The Philippines in the Mexican Imagination: The Manila Galleons and the Creation of a Conflicted Image of Asia
Yuan Chen (Yale University)
Between Two Universal Empires: the Ottoman-China Connection in the 16th Century
Panel II: Spiritual and Aesthetic Geographies (1:15pm – 2:45pm )
Discussion Moderator: Kishwar Rizvi, Associate Professor, History
Kristie Flannery (University of Texas at Austin)
Holy War, Spiritual Geography, and the Making of Spain’s Asian Empire
Tuhina Ganguly (University of Canterbury)
Reconstructing ‘Spiritual India’ through Transnational Networks of Devotion and Place Enchantment
Eiren Shea (University of Pennsylvania)
Beyond Tirāz: The Transmission of Inscribed Textiles in East and West Asia, 12th-14th Centuries
Panel III: Asia as Theory, Concept, and Method (3:00pm : 4:30pm)
Discussion Moderator: Julia Stephens, Assistant Professor, History

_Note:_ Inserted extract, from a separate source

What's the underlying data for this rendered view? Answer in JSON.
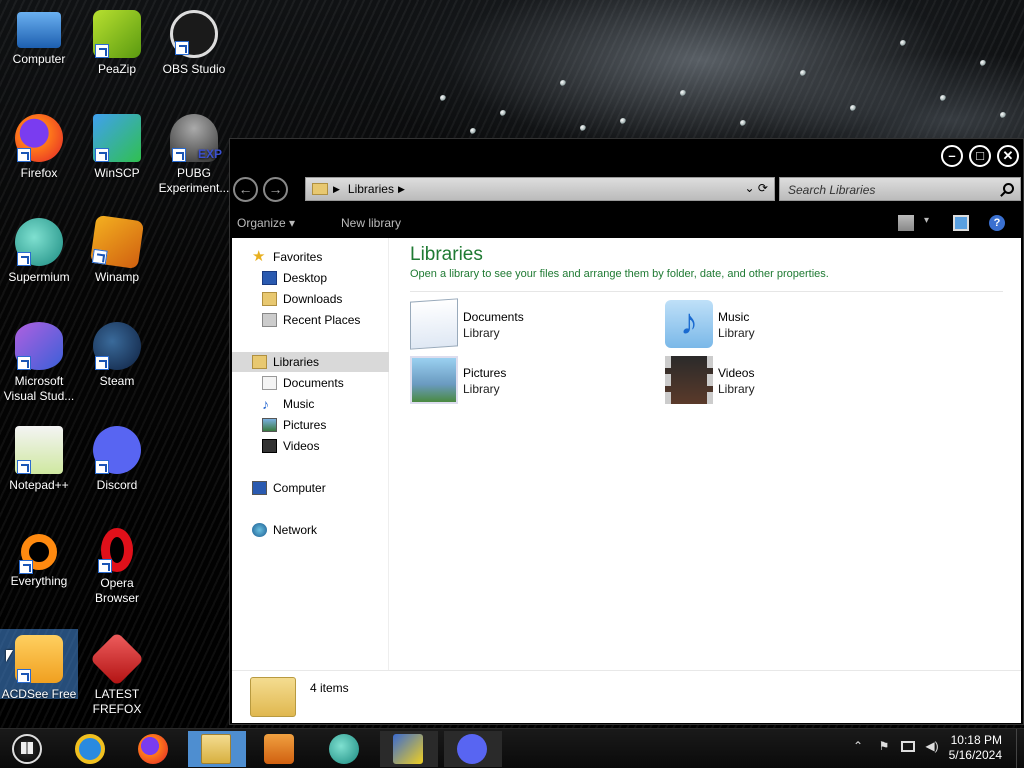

Andrea Acri (Yusof Ishak Institute & Nalanda University)
Alternative Histories and Geographies for the Study of Intra-Asian Networks: ‘Monsoon Asia’ and ‘Maritime Asia’

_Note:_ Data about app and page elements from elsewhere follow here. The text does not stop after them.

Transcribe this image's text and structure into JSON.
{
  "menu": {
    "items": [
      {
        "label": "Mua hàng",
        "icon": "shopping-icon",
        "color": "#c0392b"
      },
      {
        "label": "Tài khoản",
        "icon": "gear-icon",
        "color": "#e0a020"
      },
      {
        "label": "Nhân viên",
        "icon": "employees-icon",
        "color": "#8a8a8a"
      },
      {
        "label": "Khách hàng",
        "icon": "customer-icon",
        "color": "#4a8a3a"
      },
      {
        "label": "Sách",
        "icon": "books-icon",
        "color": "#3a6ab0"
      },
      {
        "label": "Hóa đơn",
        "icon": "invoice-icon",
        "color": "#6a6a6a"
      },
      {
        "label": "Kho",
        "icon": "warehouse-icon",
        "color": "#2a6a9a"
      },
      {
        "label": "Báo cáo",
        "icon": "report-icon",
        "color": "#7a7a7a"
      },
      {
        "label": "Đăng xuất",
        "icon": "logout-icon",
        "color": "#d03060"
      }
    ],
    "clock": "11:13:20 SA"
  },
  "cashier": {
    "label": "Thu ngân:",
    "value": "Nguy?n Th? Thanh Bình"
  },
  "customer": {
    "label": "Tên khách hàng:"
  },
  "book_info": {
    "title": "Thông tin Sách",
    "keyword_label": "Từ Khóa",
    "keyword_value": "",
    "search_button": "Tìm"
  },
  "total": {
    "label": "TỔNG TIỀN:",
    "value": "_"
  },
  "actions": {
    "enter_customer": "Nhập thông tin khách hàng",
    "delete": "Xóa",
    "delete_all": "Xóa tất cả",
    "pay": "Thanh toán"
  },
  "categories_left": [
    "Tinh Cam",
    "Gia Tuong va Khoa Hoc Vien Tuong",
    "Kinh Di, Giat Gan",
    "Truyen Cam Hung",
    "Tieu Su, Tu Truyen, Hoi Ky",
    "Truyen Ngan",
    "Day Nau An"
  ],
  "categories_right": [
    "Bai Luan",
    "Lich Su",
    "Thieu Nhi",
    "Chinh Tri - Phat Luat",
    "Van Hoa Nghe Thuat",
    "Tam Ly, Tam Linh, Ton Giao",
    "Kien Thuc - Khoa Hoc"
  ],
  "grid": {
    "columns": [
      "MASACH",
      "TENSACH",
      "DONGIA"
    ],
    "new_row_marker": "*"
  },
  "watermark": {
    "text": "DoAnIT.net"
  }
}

Yuka Hiruma Kishida (Bridgewater College)
Exploring the Meanings of Pan-Asia at Kenkoku University in Japanese-Occupied Manchuria: Japanese Students’ Experiences
Subah Dayal (University of California, Los Angeles)
From Lar to Bijapur: The Itinerant Life of an Iranian in the 17th Century Deccan
Panel IV: Trade, Traffic, Transaction (4:30pm – 6:00pm)
Discussion Moderator: Peter Perdue, Professor, History
Ian Shin (Columbia University)
Art and Rascality are truly bed-fellows!: Chinese Art Dealers as Commercial and Cultural Brokers, 1900–1920″
Soeren Urbansky (Ludwig Maximilian University)
Smugglers and Train Conductors. The Rise and Fall of Different Careers in the Sino-Soviet Borderland
Scott Relyea (Hamline University/University of California, Berkeley)
Rupees, Tea, and Textbooks: Arresting Flows and Asserting Authority in Early Twentieth Century Eastern Tibet
The Yale InterAsia Initiative is a collaborative effort between Yale and six other institutions and think tanks around the world that aims to shift paradigms of how Asia is conceptualized by promoting research, scholarly networking and public policy connections. Pushing inquiries beyond nation-states, land-based demarcations, imperial zones, and cultural boundaries, the Initiative promotes conversations that address transregional connections. In addition to Yale University, the main members of the InterAsia Initiative include the Social Science Research Council (SSRC), the National University of Singapore (NUS), the Hong Kong Institute for the Humanities and Social Sciences at the University of Hong Kong (HKIHSS), Gottingen University (Germany), the Arab Council for the Social Sciences (Lebanon), Koc University (Turkey). It receives support from the Carnegie Corporation of New York, as well as the Asia Councils and the MacMillan Center at Yale University.
For specific inquiries, please contact email@example.com.
For the original Conference Call for Papers, please click here.